Pressemitteilung vom 7.7.2016

Handelsblatt vom 11.7.2017

Global edition Handelsblatt vom 13.7.2016

Interview mit


Oehler, A., Horn, M., Wendt, S., 2016, Nicht-professionelle Investoren entdecken die digitale Welt; bankmagazin, Januar 2017, 26-29

Oehler, A., 2016, Chancen der selbstbestimmten Datennutzung?!; Wirtschaftsdienst, November 2016, 830-832

Oehler, A., Horn, M., Wendt, S., 2016, Nicht-professionelle Investoren in der digitalen Welt; Wirtschaftsdienst, September 2016, 640-644

Oehler, A., 2016, Auch der “Schwarm” braucht klare Regeln; Euro am Sonntag, 6.8.2016, 76-77

Oehler, A., Horn, M., Wendt, S., 2016, Benefits from social trading? Empirical evidence for certificates on wikifolios; 30th Annual Meeting of The Academy of Financial Services, Las Vegas, October 20-21, 2016; Research in Behavioral Finance Conference 2016, Amsterdam, September 15-16; International Review of Financial Analysis 46, 202-210

Oehler, A., Horn, M., Wendt, S., 2016, Was taugt die Finanzberatung durch Robo-Advisors wirklich?, Der Neue Finanzberater 2016, 2, 28-29

Oehler, A., 2016, Digitale Finanzberatung braucht standardisierte Produktinformationen, Der Neue Finanzberater 2016, 1, 15

Oehler, A., Horn, M., Wendt, S., 2016, Digitale Zahlungsdienste: Chinese Walls 2.0 oder Trennung?, DIVSI Magazin, Oktober , 23-25

Oehler, A., 2016, Upgrade notwendig?
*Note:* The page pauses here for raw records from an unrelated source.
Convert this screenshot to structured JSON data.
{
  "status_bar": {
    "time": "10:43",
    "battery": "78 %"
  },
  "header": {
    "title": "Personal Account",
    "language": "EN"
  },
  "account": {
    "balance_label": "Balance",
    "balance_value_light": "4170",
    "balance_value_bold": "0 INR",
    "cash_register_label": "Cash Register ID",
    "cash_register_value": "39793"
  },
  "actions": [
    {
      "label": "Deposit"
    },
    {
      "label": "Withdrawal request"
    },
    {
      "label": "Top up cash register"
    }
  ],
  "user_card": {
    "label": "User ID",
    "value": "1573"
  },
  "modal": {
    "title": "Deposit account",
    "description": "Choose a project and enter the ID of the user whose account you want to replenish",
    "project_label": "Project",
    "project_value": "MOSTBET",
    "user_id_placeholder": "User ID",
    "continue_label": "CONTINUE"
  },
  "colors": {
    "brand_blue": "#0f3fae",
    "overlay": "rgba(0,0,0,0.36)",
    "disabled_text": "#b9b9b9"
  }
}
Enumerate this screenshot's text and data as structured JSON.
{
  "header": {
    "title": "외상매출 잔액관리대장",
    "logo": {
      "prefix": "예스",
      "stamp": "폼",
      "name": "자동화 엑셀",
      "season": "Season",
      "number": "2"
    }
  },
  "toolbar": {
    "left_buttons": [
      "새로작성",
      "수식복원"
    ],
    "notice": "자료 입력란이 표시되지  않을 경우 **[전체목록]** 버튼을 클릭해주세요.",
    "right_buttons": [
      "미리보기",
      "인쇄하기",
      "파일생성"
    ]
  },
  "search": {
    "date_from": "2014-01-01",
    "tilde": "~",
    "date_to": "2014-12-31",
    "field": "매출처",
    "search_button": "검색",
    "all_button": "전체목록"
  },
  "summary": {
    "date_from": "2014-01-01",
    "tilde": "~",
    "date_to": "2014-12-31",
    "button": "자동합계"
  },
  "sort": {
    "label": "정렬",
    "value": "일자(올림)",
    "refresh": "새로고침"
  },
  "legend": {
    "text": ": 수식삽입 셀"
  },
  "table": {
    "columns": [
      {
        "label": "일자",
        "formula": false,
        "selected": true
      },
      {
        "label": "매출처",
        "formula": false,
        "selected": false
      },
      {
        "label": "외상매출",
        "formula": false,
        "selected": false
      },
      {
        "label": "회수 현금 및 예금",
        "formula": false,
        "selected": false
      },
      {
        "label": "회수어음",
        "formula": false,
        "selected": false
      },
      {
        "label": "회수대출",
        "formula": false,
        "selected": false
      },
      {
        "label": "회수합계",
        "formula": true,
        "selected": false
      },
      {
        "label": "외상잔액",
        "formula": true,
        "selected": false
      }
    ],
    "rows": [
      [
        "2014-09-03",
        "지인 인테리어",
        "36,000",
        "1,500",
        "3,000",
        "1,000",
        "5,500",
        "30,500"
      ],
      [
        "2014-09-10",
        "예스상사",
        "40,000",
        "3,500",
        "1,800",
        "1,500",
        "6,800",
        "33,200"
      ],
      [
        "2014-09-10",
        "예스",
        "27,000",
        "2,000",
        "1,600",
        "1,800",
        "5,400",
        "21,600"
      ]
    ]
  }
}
Finanzieller Verbraucherschutz in einer digitalisierten Welt - Einführung und Überblick, Fachgespräch, Deutscher Bundestag, Fraktion Die Grünen, Berlin, 22. Februar 2016

Oehler, A., 2015, Alles digital? Innovative Geschäftsmodelle im digitalen Zahlungsverkehr und Verbraucherpolitik; in: Wirtschaftsdienst, Dezember 2015, 817-821

Oehler, A., 2015, Digitale Welt und Finanzen. Zahlungsdienste und Finanzberatung unter einer Digitalen Agenda, Veröffentlichungen des Sachverständigenrats für Verbraucherfragen, Berlin.
Ergebnisse und Handlungsempfehlungen(70.7 KB)
Langfassung mit Executive Summary(580.4 KB) 
Kurze Zusammenfassung(76.6 KB) 
Pressemitteilung vom 19.1.2016
(114.1 KB)
Oehler, A., 2015, Beratung digital? Chancen und Risiken der Online-Beratung, Bamberg.

Oehler, A., Stellpflug, J., 2015, Daseinsvorsorge in der Digitalen Welt: Der Staat für alle oder jeder für sich?, Stellungnahme der Verbraucherkommission Baden-Württemberg, Nr. 41, Stuttgart.

Oehler, A., Höfer, A., Wendt, S., 2011, Von Konsumenten & Anbietern. Herausforderungen der Verbraucherpolitik im digitalen Zeitalter, in: uni.vers Forschung, Mai, 28-31.

Micklitz, H.-W., Oehler, A., 2006, Verbraucherpolitik in der digitalen Welt, Stellungnahme des Wissenschaftlichen Beirats Verbraucher- und Ernährungspolitik beim BMELV, Berlin.